→ WORK REQUIRED
Whenever a line in the data holds the string "after", copy that line.

→ Page and application data records

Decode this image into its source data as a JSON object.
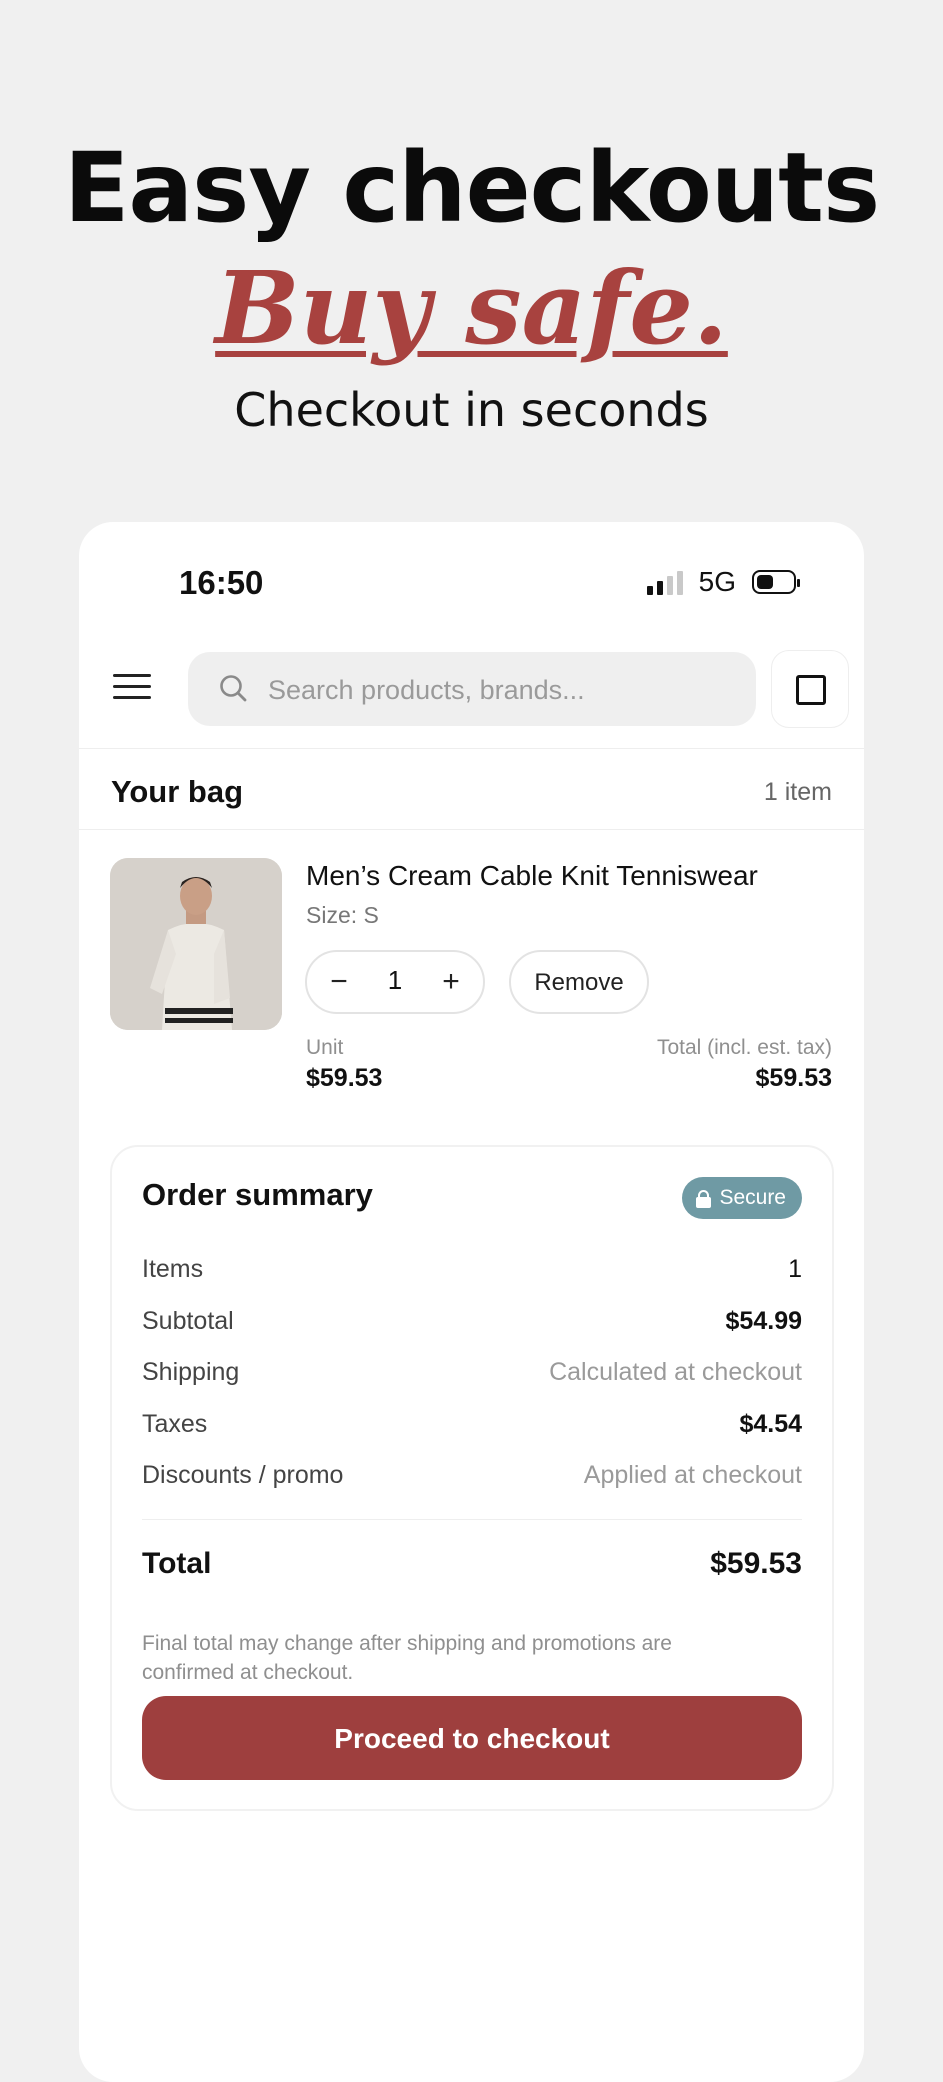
{
  "hero": {
    "title": "Easy checkouts",
    "accent": "Buy safe.",
    "subtitle": "Checkout in seconds"
  },
  "status_bar": {
    "time": "16:50",
    "network": "5G",
    "signal_bars_active": 2,
    "signal_bars_total": 4
  },
  "header": {
    "search_placeholder": "Search products, brands...",
    "menu_icon": "hamburger-menu-icon",
    "search_icon": "search-icon",
    "square_icon": "square-icon"
  },
  "bag": {
    "title": "Your bag",
    "count": "1 item"
  },
  "cart_item": {
    "name": "Men’s Cream Cable Knit Tenniswear",
    "size": "Size: S",
    "quantity": "1",
    "minus": "−",
    "plus": "+",
    "remove_label": "Remove",
    "unit_label": "Unit",
    "unit_price": "$59.53",
    "total_label": "Total (incl. est. tax)",
    "total_price": "$59.53"
  },
  "summary": {
    "title": "Order summary",
    "secure_label": "Secure",
    "rows": [
      {
        "label": "Items",
        "value": "1"
      },
      {
        "label": "Subtotal",
        "value": "$54.99"
      },
      {
        "label": "Shipping",
        "value": "Calculated at checkout"
      },
      {
        "label": "Taxes",
        "value": "$4.54"
      },
      {
        "label": "Discounts / promo",
        "value": "Applied at checkout"
      }
    ],
    "total_label": "Total",
    "total_value": "$59.53",
    "note": "Final total may change after shipping and promotions are confirmed at checkout.",
    "cta_label": "Proceed to checkout"
  },
  "colors": {
    "accent": "#a8423f",
    "cta": "#9e3f3e",
    "secure_badge": "#6f9aa4",
    "background": "#f0f0f0"
  }
}
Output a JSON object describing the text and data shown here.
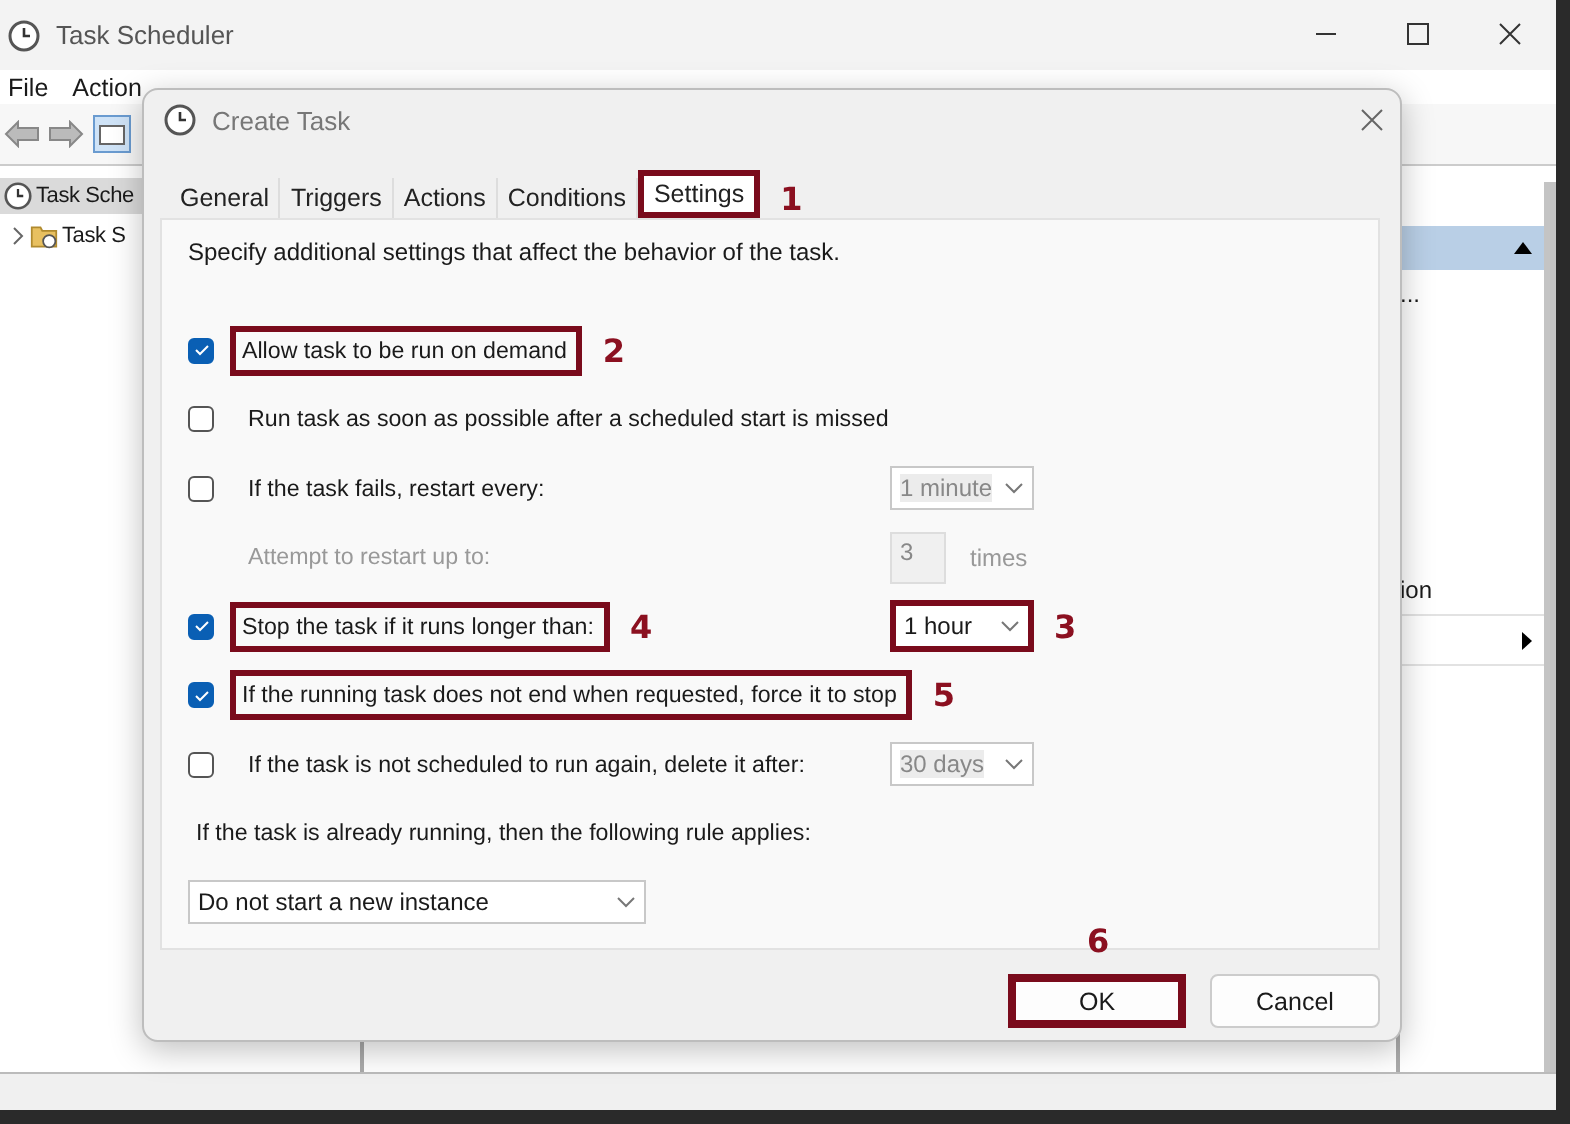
{
  "main_window": {
    "title": "Task Scheduler",
    "menu": [
      "File",
      "Action"
    ],
    "tree": [
      {
        "label": "Task Sche",
        "selected": true,
        "children": [
          {
            "label": "Task S",
            "selected": false,
            "expanded": false
          }
        ]
      }
    ],
    "actions_pane": {
      "items": [
        {
          "label": "...",
          "submenu": false
        },
        {
          "label": "ion",
          "submenu": false
        },
        {
          "submenu": true
        }
      ]
    }
  },
  "dialog": {
    "title": "Create Task",
    "tabs": [
      {
        "label": "General",
        "selected": false
      },
      {
        "label": "Triggers",
        "selected": false
      },
      {
        "label": "Actions",
        "selected": false
      },
      {
        "label": "Conditions",
        "selected": false
      },
      {
        "label": "Settings",
        "selected": true,
        "callout": "1"
      }
    ],
    "description": "Specify additional settings that affect the behavior of the task.",
    "settings": [
      {
        "kind": "checkbox",
        "label": "Allow task to be run on demand",
        "checked": true,
        "callout": "2"
      },
      {
        "kind": "checkbox",
        "label": "Run task as soon as possible after a scheduled start is missed",
        "checked": false
      },
      {
        "kind": "checkbox",
        "label": "If the task fails, restart every:",
        "checked": false,
        "select": {
          "value": "1 minute",
          "disabled": true
        }
      },
      {
        "kind": "count",
        "label": "Attempt to restart up to:",
        "disabled": true,
        "field": {
          "value": "3",
          "disabled": true
        },
        "unit": "times"
      },
      {
        "kind": "checkbox",
        "label": "Stop the task if it runs longer than:",
        "checked": true,
        "callout": "4",
        "select": {
          "value": "1 hour",
          "disabled": false,
          "callout": "3"
        }
      },
      {
        "kind": "checkbox",
        "label": "If the running task does not end when requested, force it to stop",
        "checked": true,
        "callout": "5"
      },
      {
        "kind": "checkbox",
        "label": "If the task is not scheduled to run again, delete it after:",
        "checked": false,
        "select": {
          "value": "30 days",
          "disabled": true
        }
      },
      {
        "kind": "note",
        "label": "If the task is already running, then the following rule applies:"
      },
      {
        "kind": "select",
        "select": {
          "value": "Do not start a new instance",
          "disabled": false
        }
      }
    ],
    "buttons": [
      {
        "label": "OK",
        "callout": "6"
      },
      {
        "label": "Cancel"
      }
    ]
  }
}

→ RESULT OF THE TASK
    "note": "Final total may change after shipping and promotions are confirmed at checkout.",
        "label": "Run task as soon as possible after a scheduled start is missed",
        "label": "If the task is not scheduled to run again, delete it after:",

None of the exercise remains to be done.